Local News

  • Jug Band will help with amphitheater fund-raising

     A benefit concert featuring the Mount LeConte Jug Band is planned to raise money for the Three Rivers Amphitheater project.

    The concert will begin at 3 p.m. Feb. 21 in Kingston Community Center. 

    Rick Ross, Kingston director of Parks and Recreation, has labeled the amphitheater the “crown jewel” of Kingston, with other improvements planned for the waterfront and downtown area.

  • Roane Habitat dedicates 35th house

     Roane County Habitat for Humanity recently dedicated its 35th house built in Roane County. 

    Owner Tammy Edwards and her son Josh are now living in a new home that they and dozens of volunteers helped build. 

  • Roane State has new ambulance simulator

     Often, they must do that job in a confined box where they barely have room to stand.

    To help emergency medical technician and paramedic students learn what it’s like to work in the back of an ambulance, Roane State Community College installed a $29,000 ambulance simulator at the college’s Knox County Center for Health Sciences. 

  • Writing entries sought

    The Knoxville Writers Guild is accepting entries through midnight June 30 for its 2015 writing contest.

    More than $1,000 in prizes are being offered in six different categories, including the Libba Moore Gray Award for Poetry, the Knoxville Writers Guild Award for Creative Nonfiction, the Knoxville Writers Guild Award for Genre Fiction, the Young Writers’ Prize and the Leslie Garrett Award for Literary Fiction.

  • ORNL announces breakthrough in superconductivity

    Scientists have a clearer understanding of how to control the appearance of a superconducting phase in a material, adding crucial fundamental knowledge and perhaps setting the stage for advances in the field of superconductivity.

  • Court secrecy ruling chilling

    The Associated Press
    NASHVILLE, Tenn. (AP) — Transparency advocates are warning about the ramifications of a recent Tennessee appeals court ruling that “high government officials” can keep documents secret if they deem them part of their decision-making process.

  • Rockwood sports complex vandalized

    Bathrooms at Rockwood’s Mike “Brillo” Miller Sports Complex were vandalized this weekend.

    City Recorder Becky Ruppe said three handles were torn from sinks, and soap dispensers were ripped off the walls. Park and recreation director Jody Mioduski said the sink damage was in the women’s bathroom next to the press box, while the soap dispensers were broken in both men and women’s rooms.

    “It is really sad,” Mioduski said.

    He estimated the damage around $200.

  • Special guest at firing range
  • Real bananas, no monkey business

    Some in Rockwood might think they are in the tropics with the unusual vegetation that has sprouted on Abels Valley Road.

    Ray and Raylene Myers have eight bananas trees growing in their yard.

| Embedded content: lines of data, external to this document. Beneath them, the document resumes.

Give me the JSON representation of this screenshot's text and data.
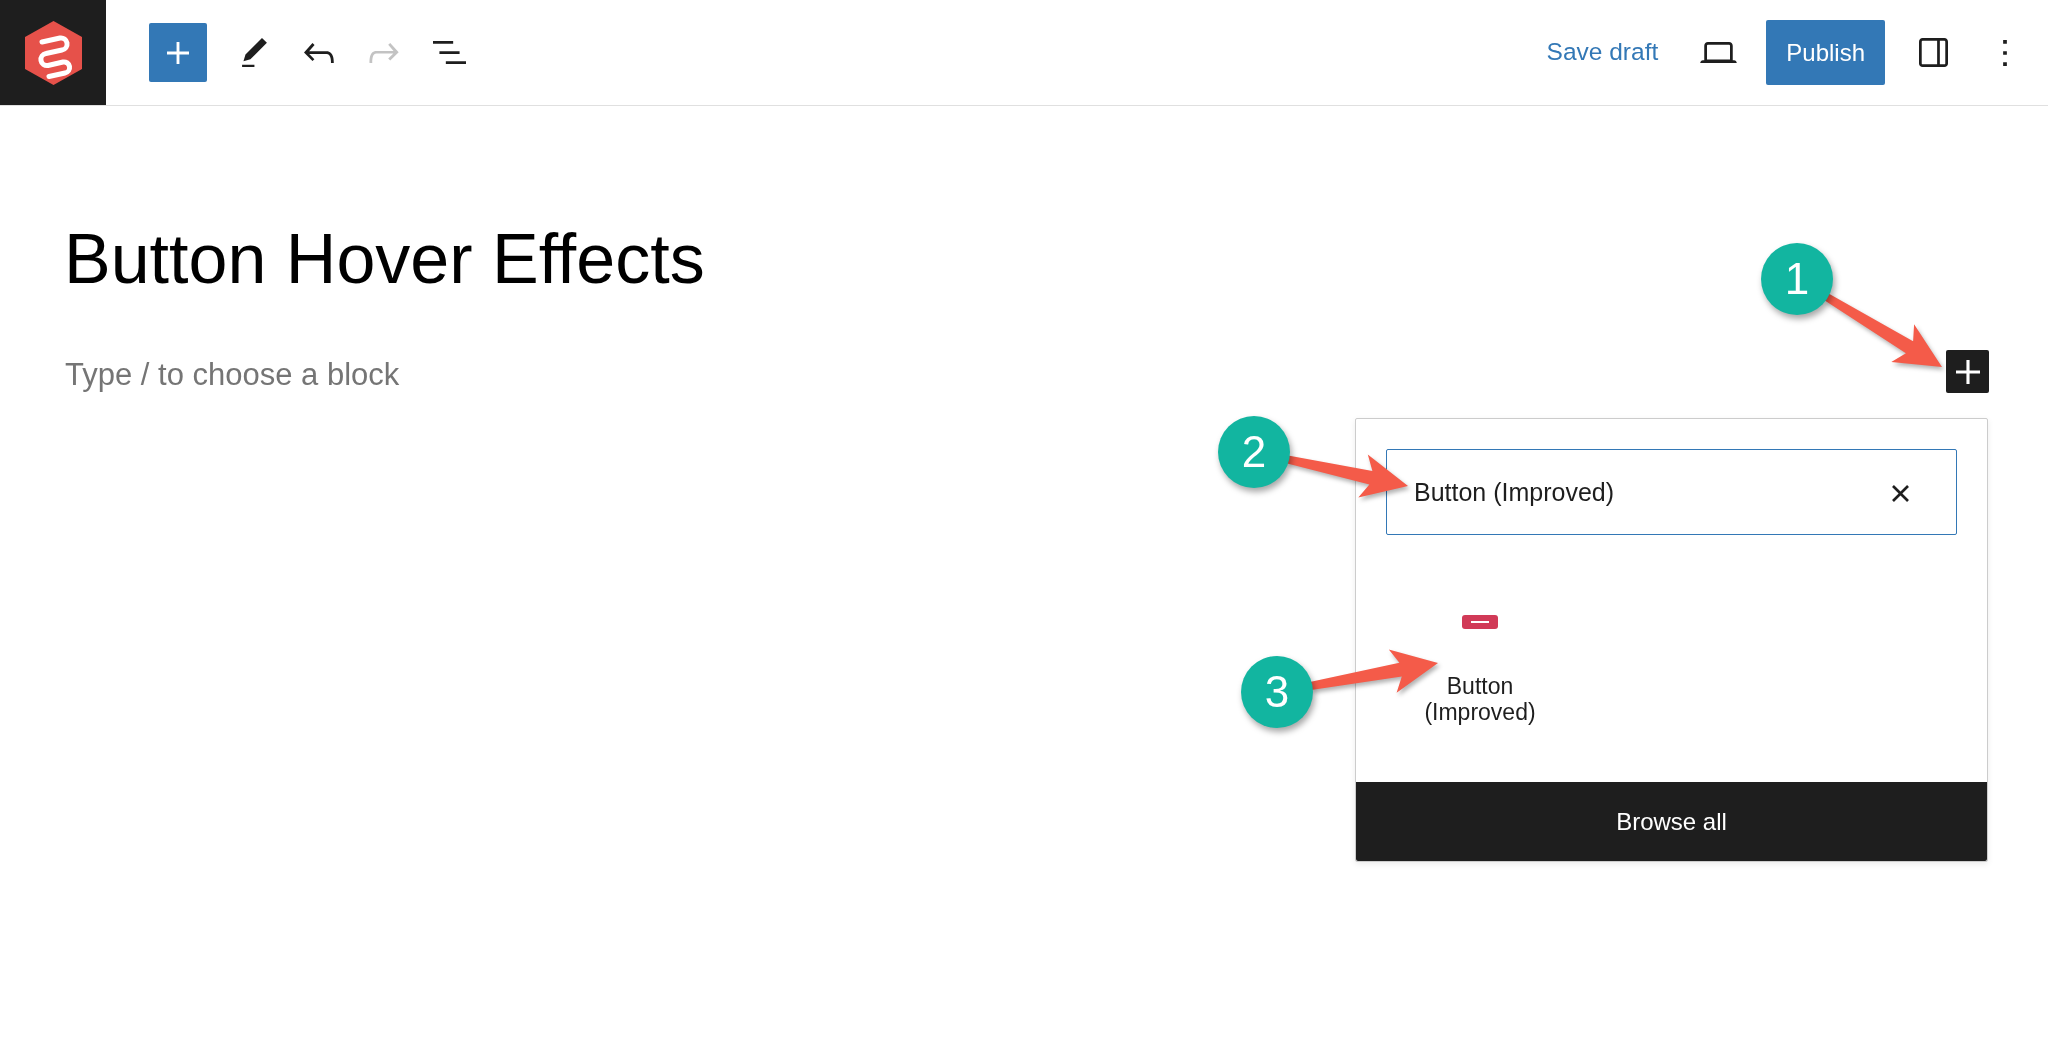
{
  "toolbar": {
    "undo": {
      "disabled": false
    },
    "redo": {
      "disabled": true
    },
    "save_draft": "Save draft",
    "publish": "Publish"
  },
  "editor": {
    "title": "Button Hover Effects",
    "placeholder": "Type / to choose a block"
  },
  "inserter": {
    "search": {
      "value": "Button (Improved)"
    },
    "results": [
      {
        "label": "Button (Improved)"
      }
    ],
    "browse_all": "Browse all"
  },
  "annotations": [
    {
      "number": "1"
    },
    {
      "number": "2"
    },
    {
      "number": "3"
    }
  ]
}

    The oldest tree has been growing for 12 years, and this is the first year it has produced any fruit.

    “Never thought we’d ever see a banana,” Ray said.  

    Their son Edward gave his mother her first banana plant.

    “My wife just took off with it,” Ray said.

  • Loose change rejected by HUB

    It’s hard for Wendy Jackson to keep her lights on.

    She felt helpless when she went to Harriman Utility Board last week after her most recent outage and brought money she’d begged from family and friends — some of it in change jars.

    It was shortly before closing, and the clerks initially denied her the coins before changing their minds.

    “I had $281,” Jackson said. “They (originally) refused to take my change because it wasn’t rolled.”